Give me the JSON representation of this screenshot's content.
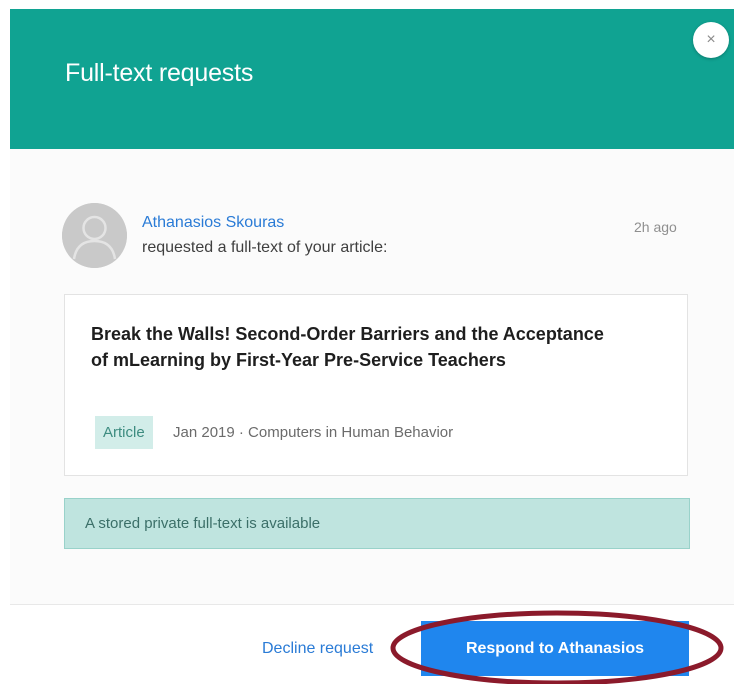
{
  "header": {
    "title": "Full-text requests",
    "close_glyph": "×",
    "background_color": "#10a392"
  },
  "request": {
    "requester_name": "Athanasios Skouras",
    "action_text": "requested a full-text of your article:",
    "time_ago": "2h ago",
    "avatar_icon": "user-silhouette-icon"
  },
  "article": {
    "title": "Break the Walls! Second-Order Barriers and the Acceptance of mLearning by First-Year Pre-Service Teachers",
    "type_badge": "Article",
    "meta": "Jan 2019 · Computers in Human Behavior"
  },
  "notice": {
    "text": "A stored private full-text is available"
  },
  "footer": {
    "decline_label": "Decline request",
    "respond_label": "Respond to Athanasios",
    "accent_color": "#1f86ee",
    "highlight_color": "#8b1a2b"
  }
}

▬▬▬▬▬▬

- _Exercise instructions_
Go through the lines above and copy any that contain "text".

- _Answer to the exercise_
    "title": "Full-text requests",
    "action_text": "requested a full-text of your article:",
    "text": "A stored private full-text is available"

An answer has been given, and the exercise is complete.